— BRIEF —
Every line below that holds the string "content" should be copied.

— THE RECORDS —
........
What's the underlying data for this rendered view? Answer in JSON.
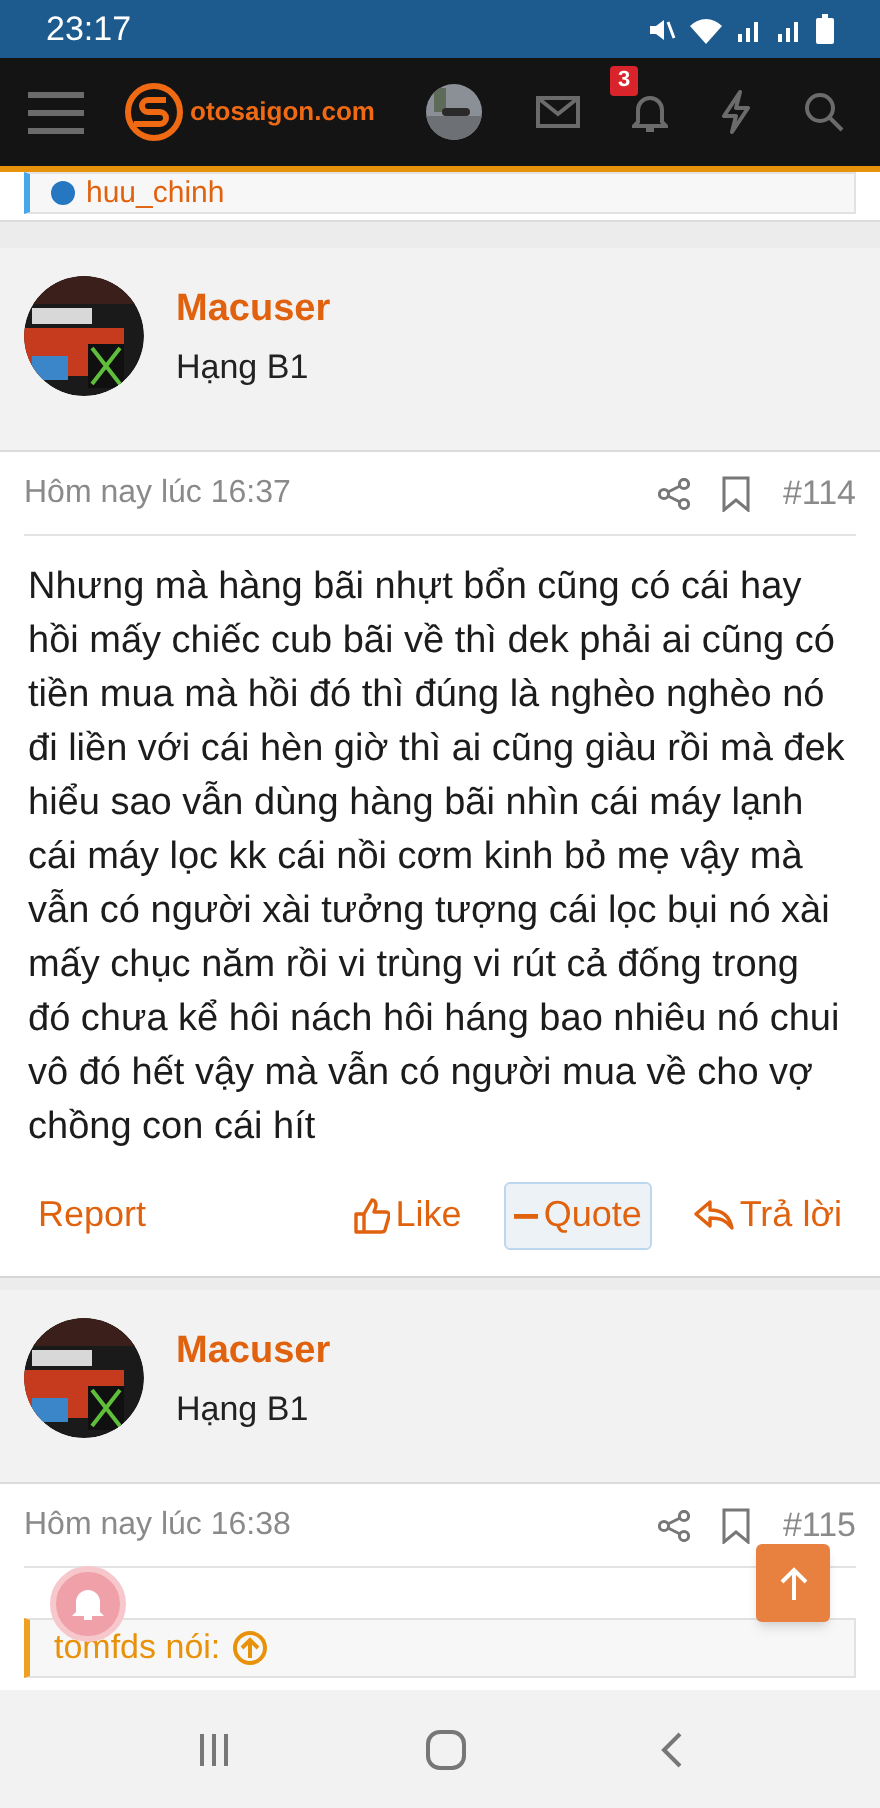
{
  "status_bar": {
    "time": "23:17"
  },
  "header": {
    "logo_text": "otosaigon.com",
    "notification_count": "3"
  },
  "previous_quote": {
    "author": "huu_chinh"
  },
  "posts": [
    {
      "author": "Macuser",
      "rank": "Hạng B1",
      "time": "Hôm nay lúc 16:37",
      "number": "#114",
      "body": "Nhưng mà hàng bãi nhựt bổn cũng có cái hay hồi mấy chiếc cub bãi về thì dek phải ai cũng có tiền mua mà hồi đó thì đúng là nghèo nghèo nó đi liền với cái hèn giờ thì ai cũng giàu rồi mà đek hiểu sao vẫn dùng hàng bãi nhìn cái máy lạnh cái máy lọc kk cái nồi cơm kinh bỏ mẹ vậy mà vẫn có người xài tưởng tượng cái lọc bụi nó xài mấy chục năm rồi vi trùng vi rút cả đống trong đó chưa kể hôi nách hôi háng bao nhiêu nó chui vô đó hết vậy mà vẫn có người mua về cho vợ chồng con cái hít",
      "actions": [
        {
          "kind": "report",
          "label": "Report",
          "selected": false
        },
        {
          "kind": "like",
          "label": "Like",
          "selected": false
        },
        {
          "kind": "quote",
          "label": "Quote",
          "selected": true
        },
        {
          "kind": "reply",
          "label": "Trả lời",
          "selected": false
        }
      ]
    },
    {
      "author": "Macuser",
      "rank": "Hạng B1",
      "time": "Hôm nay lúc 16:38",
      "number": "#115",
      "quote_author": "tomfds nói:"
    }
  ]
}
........
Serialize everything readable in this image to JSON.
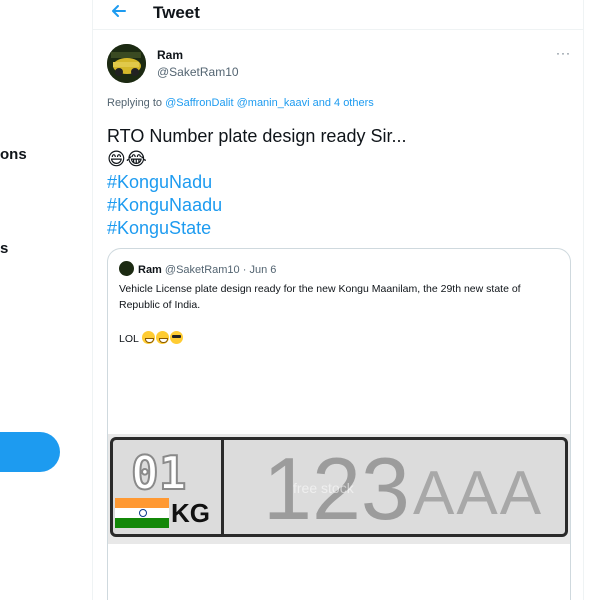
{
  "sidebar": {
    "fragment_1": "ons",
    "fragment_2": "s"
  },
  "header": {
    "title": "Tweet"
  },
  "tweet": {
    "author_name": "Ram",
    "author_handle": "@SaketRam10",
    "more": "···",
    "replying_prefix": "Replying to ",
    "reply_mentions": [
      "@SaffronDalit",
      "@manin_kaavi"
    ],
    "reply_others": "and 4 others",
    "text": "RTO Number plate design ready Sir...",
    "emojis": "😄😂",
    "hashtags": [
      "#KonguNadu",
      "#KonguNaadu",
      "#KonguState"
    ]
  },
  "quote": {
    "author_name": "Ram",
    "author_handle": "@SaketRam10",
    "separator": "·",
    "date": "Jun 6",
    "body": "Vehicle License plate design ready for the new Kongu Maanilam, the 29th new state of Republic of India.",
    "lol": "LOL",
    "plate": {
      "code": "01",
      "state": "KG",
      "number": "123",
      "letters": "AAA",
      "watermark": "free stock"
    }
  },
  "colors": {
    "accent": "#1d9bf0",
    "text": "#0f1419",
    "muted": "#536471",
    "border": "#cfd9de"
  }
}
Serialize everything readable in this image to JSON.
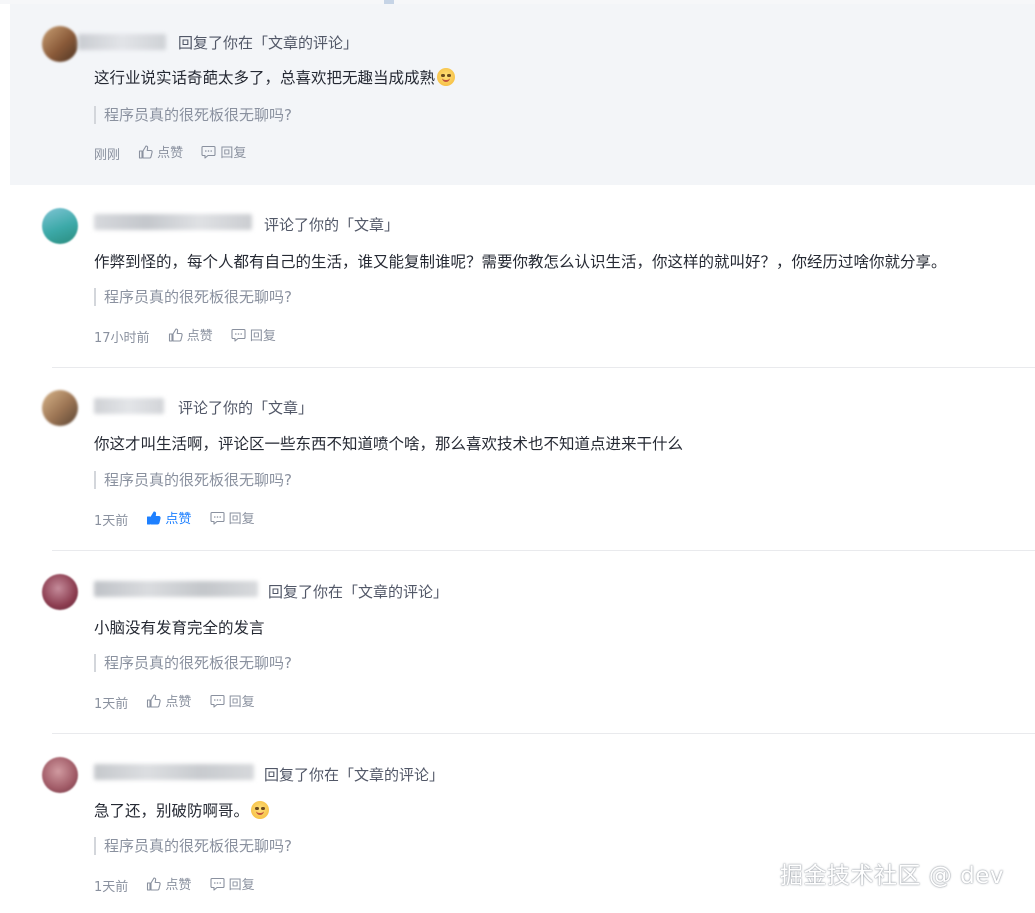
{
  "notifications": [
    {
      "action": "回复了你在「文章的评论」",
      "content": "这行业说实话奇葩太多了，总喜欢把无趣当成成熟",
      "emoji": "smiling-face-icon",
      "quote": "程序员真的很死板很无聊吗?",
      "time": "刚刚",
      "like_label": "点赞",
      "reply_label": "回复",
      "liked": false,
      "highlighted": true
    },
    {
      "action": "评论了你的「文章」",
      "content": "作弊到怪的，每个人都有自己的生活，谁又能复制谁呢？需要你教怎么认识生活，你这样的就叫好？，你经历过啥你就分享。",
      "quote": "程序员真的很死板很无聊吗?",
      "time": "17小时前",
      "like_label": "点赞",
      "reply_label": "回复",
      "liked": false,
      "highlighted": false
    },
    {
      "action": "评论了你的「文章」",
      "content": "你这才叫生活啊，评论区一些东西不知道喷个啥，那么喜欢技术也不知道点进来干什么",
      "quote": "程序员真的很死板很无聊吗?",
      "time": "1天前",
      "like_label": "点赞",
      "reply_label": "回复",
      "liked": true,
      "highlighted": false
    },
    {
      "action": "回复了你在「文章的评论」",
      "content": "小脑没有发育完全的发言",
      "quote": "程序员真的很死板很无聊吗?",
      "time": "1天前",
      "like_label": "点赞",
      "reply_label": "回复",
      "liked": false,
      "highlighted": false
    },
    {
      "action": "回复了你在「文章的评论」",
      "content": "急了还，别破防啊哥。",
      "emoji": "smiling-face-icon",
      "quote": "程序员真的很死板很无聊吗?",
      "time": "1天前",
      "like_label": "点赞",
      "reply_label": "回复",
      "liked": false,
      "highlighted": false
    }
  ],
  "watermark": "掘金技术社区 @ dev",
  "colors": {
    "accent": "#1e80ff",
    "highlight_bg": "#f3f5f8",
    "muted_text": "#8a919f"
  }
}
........
— SOLUTION TO THIS TASK —
      "content": "这行业说实话奇葩太多了，总喜欢把无趣当成成熟",
      "content": "作弊到怪的，每个人都有自己的生活，谁又能复制谁呢？需要你教怎么认识生活，你这样的就叫好？，你经历过啥你就分享。",
      "content": "你这才叫生活啊，评论区一些东西不知道喷个啥，那么喜欢技术也不知道点进来干什么",
      "content": "小脑没有发育完全的发言",
      "content": "急了还，别破防啊哥。",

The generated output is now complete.